The president's measures "violate the constitution", she said.

"He holds power and, as far as he is concerned, he is the only one capable of interpreting the constitution," she said.

By doing so, he is effectively holding all power in his hands, Ben Achour told local media outlets.

Saied was a political newcomer before he won a landslide election victory in 2019.

He was propelled to power amid growing frustrations at the failure of the political elite since the 2011 revolt.

A legal academic who lectured at the Tunis faculty of judicial and political sciences, Saied had from the onset declared his determination to revamp the political system through his views of the law.

'Authoritarian drift'

A group of 45 judges have penned a joint statement in recent days, denouncing Saied's travel bans as "authoritarian drift".

They also condemned what they called "the awful and unprecedented" moves by the president to bar judges from travelling in and out of the country.

Saied's nemesis, the Islamist-inspired Ennahda party – the largest bloc in parliament – said one of their leaders, Anouar Maarouf, was among those held under house arrest.
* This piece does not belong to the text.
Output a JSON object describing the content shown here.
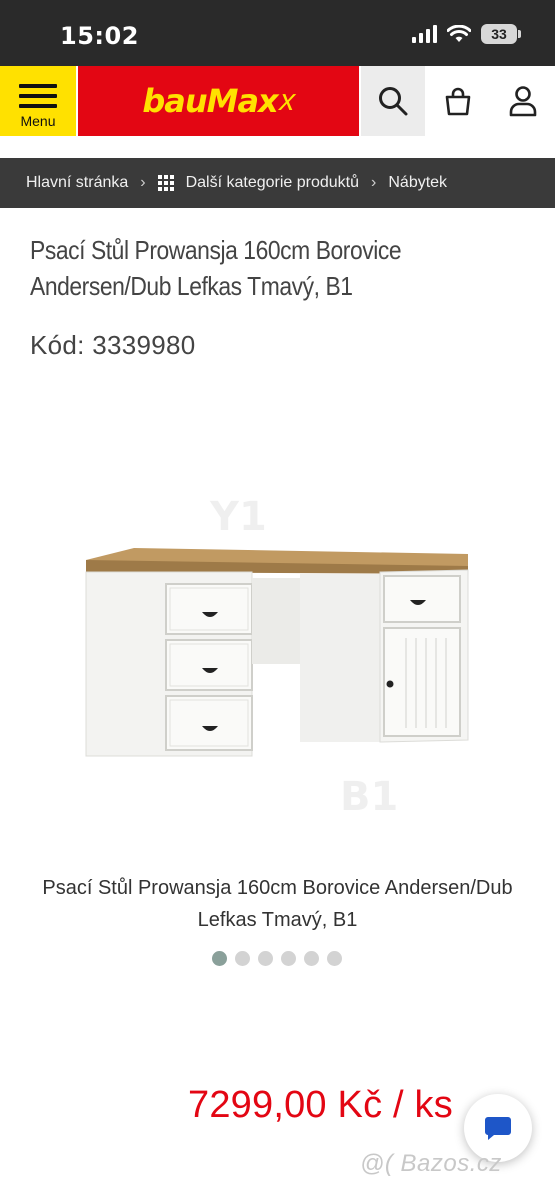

The opposition Democratic Current party also accused authorities of barring one of its deputies from travelling to France.

Like Ennahda, the party said the move was arbitrary and did not rest on any "judicial decision".

On Friday night, the former head of Tunisia's anti-corruption body, Chawki Tabib, said he had been ordered under house arrest.

A former head of Tunisia's bar association, Tabib said in a Facebook post that the move was "a flagrant violation" of his rights as guaranteed by the constitution.

30-day deadline looms

I Watch, a Tunisian non-government group that battles corruption, said at least 14 members of parliament face legal proceedings or have been sentenced over a range of crimes.

Among the MPs is Yassine Ayari, who was found guilty by a military court in 2018 of criticising the army, and Faycal Tebbini, sentenced in a libel case.

Media outlets have also been targeted since Saied's shock July measures, including Al Jazeera television.

The Qatari broadcaster was shut by police in the Tunisian capital and the keys to the premises confiscated. No reason was given for the closure.

With the deadline on his month-long suspension of parliament looming, Saied is expected to address the nation in the coming days to announce his future moves.

According to Ben Achour, he is expected to extend the suspension of parliament which is tantamount to suspending the constitution.

"And this can go on for years," she said.